Throughout the entries below, report every line where "icon" is found.
Provided information START
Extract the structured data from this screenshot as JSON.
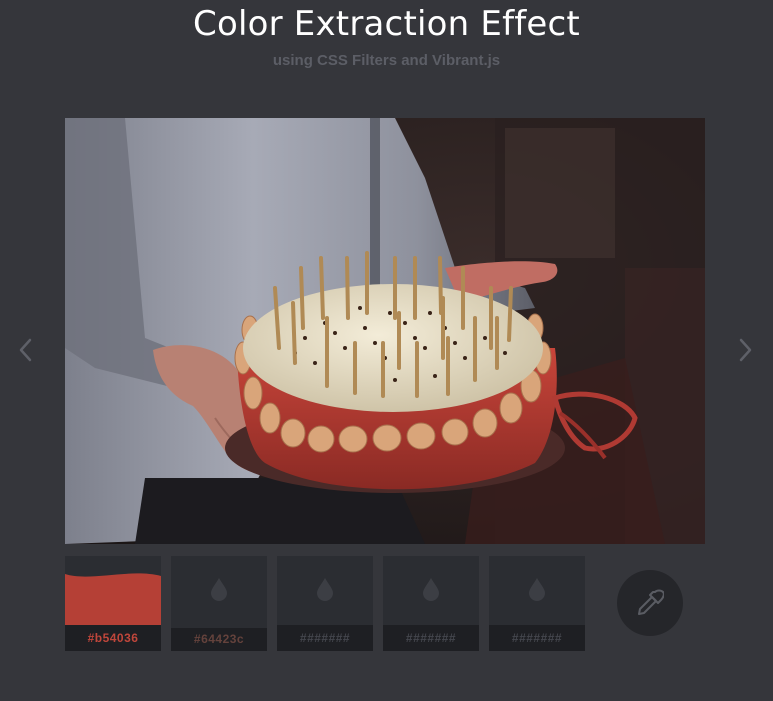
{
  "header": {
    "title": "Color Extraction Effect",
    "subtitle": "using CSS Filters and Vibrant.js"
  },
  "carousel": {
    "prev_icon": "chevron-left-icon",
    "next_icon": "chevron-right-icon",
    "image_subject": "person-holding-birthday-cake"
  },
  "swatches": [
    {
      "label": "#b54036",
      "color": "#b54036",
      "label_color": "#c0463b",
      "state": "extracted"
    },
    {
      "label": "#64423c",
      "color": "#64423c",
      "label_color": "#64423c",
      "state": "pending"
    },
    {
      "label": "#######",
      "color": "",
      "label_color": "#44464d",
      "state": "empty"
    },
    {
      "label": "#######",
      "color": "",
      "label_color": "#44464d",
      "state": "empty"
    },
    {
      "label": "#######",
      "color": "",
      "label_color": "#44464d",
      "state": "empty"
    }
  ],
  "swatch_icon": "droplet-icon",
  "picker": {
    "icon": "eyedropper-icon"
  },
  "colors": {
    "background": "#35363b",
    "swatch_bg": "#2b2d32",
    "label_bg": "#1e1f23",
    "accent_red": "#b54036"
  }
}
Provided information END
Response below:
    "prev_icon": "chevron-left-icon",
    "next_icon": "chevron-right-icon",
  "swatch_icon": "droplet-icon",
    "icon": "eyedropper-icon"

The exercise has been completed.